Dangrove is home to Judith Neilson’s White Rabbit Collection of contemporary art from China. The largest ongoing private collection of Chinese contemporary art internationally, with more than 2500 works by more than 700 artists,this collection is focused on works produced after 2000; it is a document of social and artistic change in China in the twenty-first century.
Designed by award-winning architects Tzannes Associates, Dangrove sits in an industrial area of inner Sydney and comprises 10,500 square metres of concrete, steel and polycarbonate. Judith Neilson’s brief to Alec Tzannes and his team was that the art in storage should be accessible and on view, while the building must integrate multiple functions including conservation, curatorial practice, research and administration. More than a storage facility, Dangrove houses a research library and a growing archive of materials that document the collection and its artists, as well as Judith Neilson’s contributions to education, architecture and philanthropy.
A vast polished concrete exhibition and performance space, two-thirds the size of the Turbine Hall of London’s Tate Modern, its dramatic raked ceiling rising from eight to 30 metres in height, can accommodate even the largest and most complex installations and sculptures. A photographic studio where each new acquisition is documented is also a space designed to replicate the dimensions of Level 2 of White Rabbit Gallery, so that works can be installed and viewed prior to an exhibition. The library looks onto an enclosed courtyard, where a bronze and granite sculpture of a seated male figure by South African artist Angus Taylor is a meditative presence.
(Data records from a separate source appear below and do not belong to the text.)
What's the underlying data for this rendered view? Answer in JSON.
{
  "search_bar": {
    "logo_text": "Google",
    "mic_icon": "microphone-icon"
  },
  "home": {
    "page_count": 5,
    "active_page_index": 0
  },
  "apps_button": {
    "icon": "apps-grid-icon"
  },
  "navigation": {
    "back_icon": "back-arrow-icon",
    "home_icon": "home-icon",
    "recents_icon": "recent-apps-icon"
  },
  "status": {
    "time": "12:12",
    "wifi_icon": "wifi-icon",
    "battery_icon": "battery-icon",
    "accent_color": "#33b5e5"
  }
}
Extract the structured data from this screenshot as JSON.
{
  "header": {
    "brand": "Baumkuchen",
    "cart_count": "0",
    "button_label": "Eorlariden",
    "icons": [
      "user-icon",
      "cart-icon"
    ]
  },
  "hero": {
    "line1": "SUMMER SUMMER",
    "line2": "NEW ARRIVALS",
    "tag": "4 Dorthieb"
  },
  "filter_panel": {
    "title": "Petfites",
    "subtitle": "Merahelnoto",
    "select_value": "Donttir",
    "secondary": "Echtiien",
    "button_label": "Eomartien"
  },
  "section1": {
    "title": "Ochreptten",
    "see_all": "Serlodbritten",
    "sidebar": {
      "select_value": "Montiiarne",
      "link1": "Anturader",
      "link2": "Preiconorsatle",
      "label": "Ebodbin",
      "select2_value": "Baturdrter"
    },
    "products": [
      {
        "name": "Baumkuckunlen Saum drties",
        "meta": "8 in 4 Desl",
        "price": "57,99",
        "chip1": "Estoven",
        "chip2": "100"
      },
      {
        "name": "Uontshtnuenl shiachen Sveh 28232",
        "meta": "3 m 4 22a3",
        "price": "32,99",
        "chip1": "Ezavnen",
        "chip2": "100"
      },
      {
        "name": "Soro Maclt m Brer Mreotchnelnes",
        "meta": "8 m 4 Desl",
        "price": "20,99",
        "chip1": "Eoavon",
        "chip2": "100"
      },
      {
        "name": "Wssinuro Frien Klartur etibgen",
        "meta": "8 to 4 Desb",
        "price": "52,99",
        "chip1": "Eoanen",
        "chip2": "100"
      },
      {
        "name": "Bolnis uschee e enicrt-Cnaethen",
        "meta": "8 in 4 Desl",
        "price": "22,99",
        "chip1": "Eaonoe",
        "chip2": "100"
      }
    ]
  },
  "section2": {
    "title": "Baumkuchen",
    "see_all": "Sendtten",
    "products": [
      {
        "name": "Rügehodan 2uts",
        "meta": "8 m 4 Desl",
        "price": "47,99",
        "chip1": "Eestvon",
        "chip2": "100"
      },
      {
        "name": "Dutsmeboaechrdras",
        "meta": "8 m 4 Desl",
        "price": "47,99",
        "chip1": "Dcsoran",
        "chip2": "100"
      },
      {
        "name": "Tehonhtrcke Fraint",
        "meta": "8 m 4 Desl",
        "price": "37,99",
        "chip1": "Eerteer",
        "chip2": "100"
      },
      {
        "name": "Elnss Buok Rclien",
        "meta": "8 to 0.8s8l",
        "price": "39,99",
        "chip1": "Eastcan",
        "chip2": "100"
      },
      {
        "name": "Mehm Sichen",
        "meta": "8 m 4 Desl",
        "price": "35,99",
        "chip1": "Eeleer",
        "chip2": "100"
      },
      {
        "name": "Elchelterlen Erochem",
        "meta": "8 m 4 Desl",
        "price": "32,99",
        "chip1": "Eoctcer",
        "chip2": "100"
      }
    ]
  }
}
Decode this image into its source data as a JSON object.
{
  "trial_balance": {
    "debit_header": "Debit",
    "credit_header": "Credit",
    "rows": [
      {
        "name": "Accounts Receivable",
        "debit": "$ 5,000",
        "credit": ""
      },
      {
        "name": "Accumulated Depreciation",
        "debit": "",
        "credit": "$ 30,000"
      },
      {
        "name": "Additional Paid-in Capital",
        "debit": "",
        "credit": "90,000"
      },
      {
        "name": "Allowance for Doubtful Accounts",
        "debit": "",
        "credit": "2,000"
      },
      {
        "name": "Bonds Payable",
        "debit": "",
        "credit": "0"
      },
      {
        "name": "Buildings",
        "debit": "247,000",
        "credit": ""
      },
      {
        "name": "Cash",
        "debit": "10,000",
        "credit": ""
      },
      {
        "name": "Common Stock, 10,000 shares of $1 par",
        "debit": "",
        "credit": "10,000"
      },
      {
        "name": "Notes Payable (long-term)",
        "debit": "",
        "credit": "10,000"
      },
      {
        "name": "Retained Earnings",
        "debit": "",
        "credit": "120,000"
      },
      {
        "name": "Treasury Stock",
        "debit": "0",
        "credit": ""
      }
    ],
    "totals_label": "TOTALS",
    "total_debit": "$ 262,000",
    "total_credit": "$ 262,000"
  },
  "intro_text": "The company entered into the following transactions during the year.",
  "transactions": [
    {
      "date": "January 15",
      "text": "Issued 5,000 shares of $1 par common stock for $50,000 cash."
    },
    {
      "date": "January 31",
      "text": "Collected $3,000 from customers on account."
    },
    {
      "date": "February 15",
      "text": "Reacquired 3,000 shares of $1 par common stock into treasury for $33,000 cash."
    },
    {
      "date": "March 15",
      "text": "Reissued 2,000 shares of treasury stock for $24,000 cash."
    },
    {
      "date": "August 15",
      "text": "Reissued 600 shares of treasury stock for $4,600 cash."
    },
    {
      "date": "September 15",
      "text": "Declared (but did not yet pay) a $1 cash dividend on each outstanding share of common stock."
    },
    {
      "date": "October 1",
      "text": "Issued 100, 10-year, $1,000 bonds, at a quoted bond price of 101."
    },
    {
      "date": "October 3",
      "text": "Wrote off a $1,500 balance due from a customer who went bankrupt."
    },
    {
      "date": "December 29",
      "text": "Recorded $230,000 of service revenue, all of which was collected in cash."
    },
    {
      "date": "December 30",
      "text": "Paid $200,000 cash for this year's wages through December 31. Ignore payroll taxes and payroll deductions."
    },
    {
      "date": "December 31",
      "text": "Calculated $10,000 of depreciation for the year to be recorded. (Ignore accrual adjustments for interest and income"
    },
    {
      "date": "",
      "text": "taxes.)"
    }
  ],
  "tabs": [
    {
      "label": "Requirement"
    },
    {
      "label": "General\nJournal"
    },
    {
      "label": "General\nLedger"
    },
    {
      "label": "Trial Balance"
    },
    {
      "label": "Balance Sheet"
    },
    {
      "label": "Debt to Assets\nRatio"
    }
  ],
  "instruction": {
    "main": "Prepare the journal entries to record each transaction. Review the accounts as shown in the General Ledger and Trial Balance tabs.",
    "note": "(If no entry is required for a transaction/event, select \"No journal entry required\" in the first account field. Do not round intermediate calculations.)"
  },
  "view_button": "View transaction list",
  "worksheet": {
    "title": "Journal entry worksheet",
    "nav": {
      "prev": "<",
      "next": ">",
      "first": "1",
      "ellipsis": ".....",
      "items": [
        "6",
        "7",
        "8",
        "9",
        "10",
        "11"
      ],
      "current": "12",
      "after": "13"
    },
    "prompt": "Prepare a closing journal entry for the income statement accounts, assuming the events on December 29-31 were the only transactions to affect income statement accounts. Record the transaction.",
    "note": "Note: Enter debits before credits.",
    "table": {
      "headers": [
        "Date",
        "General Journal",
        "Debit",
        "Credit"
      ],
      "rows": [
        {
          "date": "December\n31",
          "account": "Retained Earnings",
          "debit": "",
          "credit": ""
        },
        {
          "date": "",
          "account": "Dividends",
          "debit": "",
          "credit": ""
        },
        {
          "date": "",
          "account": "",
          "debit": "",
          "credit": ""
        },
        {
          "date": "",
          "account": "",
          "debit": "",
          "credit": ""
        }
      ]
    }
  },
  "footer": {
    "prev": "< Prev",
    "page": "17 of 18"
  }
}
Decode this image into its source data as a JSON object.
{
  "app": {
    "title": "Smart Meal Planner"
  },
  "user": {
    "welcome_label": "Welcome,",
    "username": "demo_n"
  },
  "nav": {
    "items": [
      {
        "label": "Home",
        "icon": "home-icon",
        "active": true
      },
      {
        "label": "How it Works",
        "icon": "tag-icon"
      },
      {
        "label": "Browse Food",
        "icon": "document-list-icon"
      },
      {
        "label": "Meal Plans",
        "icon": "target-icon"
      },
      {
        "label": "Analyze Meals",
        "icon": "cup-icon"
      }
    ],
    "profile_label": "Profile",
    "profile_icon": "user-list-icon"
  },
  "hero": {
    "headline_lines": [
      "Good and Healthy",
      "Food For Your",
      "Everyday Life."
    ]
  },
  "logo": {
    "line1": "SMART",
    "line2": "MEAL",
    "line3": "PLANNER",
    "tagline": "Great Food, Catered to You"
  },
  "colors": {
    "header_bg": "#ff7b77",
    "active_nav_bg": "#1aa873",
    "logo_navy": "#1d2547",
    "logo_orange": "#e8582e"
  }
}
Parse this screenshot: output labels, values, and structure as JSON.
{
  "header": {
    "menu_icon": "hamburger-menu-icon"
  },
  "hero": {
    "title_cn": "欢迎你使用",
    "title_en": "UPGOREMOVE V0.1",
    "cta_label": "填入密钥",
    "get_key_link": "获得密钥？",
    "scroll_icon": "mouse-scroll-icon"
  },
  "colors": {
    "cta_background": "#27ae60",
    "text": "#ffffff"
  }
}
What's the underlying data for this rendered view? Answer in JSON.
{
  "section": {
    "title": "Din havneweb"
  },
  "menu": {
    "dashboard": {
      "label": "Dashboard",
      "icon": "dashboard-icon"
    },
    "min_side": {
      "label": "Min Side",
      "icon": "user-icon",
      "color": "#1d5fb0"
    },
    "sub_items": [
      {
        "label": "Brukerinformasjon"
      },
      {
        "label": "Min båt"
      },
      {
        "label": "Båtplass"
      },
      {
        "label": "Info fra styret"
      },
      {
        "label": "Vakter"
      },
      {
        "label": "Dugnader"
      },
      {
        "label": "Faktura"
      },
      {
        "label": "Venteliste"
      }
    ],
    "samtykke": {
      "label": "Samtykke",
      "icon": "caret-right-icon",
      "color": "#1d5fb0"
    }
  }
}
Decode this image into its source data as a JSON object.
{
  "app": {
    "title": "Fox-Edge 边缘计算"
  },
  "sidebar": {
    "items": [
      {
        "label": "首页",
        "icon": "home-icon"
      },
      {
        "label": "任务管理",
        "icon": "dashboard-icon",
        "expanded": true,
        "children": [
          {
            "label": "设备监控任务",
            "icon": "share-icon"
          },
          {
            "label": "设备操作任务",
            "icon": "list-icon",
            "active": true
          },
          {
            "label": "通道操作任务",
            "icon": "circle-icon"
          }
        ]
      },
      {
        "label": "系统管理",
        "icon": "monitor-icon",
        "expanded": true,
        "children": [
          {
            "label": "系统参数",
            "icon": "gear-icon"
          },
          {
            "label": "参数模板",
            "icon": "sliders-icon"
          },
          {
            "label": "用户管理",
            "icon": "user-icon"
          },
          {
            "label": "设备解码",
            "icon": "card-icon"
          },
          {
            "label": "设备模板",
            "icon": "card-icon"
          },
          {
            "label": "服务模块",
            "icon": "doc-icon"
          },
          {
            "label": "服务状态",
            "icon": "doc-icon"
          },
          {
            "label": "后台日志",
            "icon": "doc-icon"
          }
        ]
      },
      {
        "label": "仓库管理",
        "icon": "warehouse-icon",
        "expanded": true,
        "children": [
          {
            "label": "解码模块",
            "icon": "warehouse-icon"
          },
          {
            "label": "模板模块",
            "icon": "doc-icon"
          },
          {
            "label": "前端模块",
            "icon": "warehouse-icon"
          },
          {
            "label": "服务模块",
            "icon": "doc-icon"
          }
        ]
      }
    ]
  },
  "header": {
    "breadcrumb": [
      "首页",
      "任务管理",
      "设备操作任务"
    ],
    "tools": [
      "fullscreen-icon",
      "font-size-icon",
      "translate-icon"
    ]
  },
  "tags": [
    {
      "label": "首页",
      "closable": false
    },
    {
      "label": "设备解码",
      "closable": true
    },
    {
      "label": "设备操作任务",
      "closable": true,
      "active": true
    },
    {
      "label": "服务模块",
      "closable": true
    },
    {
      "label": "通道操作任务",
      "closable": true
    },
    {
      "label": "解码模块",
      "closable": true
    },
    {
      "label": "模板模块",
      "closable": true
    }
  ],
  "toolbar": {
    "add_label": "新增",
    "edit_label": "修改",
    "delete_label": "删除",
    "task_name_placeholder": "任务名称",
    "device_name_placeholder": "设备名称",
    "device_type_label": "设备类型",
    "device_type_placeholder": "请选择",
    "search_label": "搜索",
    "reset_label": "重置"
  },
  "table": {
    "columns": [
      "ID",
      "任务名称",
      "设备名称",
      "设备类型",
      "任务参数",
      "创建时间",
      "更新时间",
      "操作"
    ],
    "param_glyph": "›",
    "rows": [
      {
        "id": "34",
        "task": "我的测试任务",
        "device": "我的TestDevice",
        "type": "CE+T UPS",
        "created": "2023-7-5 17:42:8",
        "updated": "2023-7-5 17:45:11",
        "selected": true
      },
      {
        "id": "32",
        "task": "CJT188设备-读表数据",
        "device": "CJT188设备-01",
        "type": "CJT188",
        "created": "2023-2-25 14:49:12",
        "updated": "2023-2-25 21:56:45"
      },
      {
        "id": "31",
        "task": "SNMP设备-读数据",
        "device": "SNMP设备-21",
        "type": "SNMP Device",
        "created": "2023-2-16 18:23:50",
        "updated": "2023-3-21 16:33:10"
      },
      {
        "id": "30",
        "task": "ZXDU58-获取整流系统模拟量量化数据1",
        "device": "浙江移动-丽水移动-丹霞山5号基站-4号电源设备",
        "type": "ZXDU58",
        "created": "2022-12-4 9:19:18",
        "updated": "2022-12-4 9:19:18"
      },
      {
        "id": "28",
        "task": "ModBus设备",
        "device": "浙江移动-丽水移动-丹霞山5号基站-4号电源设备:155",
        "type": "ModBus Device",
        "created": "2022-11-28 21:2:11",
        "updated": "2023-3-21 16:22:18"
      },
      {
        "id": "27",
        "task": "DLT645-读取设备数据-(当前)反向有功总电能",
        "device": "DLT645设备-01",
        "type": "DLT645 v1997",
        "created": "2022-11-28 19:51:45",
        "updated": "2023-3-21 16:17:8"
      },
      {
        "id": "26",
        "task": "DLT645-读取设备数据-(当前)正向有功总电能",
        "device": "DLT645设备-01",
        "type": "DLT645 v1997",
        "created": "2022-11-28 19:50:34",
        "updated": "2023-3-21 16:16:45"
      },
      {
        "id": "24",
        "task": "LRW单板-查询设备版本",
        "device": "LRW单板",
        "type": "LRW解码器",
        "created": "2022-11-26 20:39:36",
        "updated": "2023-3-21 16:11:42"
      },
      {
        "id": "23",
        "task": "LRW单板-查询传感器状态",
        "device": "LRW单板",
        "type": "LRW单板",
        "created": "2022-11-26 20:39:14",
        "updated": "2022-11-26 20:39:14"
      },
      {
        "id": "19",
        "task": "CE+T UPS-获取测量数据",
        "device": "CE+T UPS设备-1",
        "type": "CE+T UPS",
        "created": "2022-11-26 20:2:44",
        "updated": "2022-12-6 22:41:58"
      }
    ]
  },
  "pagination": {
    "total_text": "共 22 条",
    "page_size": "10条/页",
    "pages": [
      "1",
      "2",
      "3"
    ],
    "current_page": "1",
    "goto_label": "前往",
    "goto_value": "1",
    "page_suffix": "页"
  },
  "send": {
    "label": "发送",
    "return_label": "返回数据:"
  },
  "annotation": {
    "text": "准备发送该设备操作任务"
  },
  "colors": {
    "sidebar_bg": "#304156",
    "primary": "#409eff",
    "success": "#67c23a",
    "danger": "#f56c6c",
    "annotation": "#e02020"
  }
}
Dangrove is not open to the public. Scholars, researchers and post-graduate university students are able to visit the library and archive by appointment with the Manager of Research.